WORK REQUEST: Your task is to copy every line of the records below that contains "License".

DATA FOR THIS EXERCISE:
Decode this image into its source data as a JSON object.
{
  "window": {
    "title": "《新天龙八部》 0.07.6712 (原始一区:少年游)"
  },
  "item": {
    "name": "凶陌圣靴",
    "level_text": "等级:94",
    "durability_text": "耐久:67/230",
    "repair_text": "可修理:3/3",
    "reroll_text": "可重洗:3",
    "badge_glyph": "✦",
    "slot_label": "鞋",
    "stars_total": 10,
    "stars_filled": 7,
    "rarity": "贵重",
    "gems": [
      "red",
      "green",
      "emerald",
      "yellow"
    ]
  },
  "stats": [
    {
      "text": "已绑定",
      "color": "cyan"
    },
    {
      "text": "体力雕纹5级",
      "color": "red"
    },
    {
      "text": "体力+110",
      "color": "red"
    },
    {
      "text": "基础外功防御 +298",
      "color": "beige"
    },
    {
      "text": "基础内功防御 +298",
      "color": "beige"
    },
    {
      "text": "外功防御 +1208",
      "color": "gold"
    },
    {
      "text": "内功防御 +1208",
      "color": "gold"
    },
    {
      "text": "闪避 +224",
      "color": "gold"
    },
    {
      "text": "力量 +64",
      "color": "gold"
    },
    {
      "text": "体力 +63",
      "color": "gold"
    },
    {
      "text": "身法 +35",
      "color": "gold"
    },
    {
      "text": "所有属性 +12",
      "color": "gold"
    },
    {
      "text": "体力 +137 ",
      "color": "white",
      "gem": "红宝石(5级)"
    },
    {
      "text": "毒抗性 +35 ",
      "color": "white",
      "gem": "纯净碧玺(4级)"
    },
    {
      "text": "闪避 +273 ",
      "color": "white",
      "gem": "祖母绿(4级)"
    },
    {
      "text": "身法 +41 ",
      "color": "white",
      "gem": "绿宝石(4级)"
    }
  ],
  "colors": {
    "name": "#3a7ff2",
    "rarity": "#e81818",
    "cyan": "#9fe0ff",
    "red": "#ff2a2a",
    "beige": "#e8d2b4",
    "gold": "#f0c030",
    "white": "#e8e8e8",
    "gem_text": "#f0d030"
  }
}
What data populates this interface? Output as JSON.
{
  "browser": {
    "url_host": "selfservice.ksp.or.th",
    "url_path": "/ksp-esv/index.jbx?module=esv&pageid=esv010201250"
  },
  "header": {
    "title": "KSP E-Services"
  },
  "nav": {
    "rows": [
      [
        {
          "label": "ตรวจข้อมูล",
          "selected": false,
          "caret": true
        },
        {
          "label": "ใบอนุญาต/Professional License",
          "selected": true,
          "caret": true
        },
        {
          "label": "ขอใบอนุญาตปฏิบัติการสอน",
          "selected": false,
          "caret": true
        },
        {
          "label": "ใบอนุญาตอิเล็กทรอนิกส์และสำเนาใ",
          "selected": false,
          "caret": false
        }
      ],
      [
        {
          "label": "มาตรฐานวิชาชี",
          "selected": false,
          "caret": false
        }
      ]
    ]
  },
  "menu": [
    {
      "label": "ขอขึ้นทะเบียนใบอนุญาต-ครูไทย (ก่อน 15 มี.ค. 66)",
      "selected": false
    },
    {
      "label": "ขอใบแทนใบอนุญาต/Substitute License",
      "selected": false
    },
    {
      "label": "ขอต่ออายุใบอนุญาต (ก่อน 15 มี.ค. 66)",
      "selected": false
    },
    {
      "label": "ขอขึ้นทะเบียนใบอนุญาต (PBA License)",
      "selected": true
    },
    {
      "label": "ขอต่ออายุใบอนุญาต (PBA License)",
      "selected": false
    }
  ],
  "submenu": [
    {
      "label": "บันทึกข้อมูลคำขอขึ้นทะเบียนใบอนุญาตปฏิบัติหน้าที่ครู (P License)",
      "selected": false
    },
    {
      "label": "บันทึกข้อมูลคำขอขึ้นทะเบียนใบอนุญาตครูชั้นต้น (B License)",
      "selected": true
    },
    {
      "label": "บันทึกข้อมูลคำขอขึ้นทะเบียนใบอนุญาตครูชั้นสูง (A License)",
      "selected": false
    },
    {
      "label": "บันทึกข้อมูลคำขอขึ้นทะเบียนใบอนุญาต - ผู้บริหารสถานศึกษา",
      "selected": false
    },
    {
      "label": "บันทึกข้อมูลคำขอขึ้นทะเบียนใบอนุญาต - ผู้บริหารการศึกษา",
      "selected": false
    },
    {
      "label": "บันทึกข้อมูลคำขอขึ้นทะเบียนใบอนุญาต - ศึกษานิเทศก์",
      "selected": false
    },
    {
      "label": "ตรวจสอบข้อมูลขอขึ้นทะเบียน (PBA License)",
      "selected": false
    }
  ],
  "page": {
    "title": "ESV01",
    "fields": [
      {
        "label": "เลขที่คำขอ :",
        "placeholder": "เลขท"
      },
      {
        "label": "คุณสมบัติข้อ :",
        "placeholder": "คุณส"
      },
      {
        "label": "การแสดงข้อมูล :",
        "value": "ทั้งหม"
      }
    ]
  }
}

SOLUTION BELOW:
          "label": "ใบอนุญาต/Professional License",
      "label": "ขอใบแทนใบอนุญาต/Substitute License",
      "label": "ขอขึ้นทะเบียนใบอนุญาต (PBA License)",
      "label": "ขอต่ออายุใบอนุญาต (PBA License)",
      "label": "บันทึกข้อมูลคำขอขึ้นทะเบียนใบอนุญาตปฏิบัติหน้าที่ครู (P License)",
      "label": "บันทึกข้อมูลคำขอขึ้นทะเบียนใบอนุญาตครูชั้นต้น (B License)",
      "label": "บันทึกข้อมูลคำขอขึ้นทะเบียนใบอนุญาตครูชั้นสูง (A License)",
      "label": "ตรวจสอบข้อมูลขอขึ้นทะเบียน (PBA License)",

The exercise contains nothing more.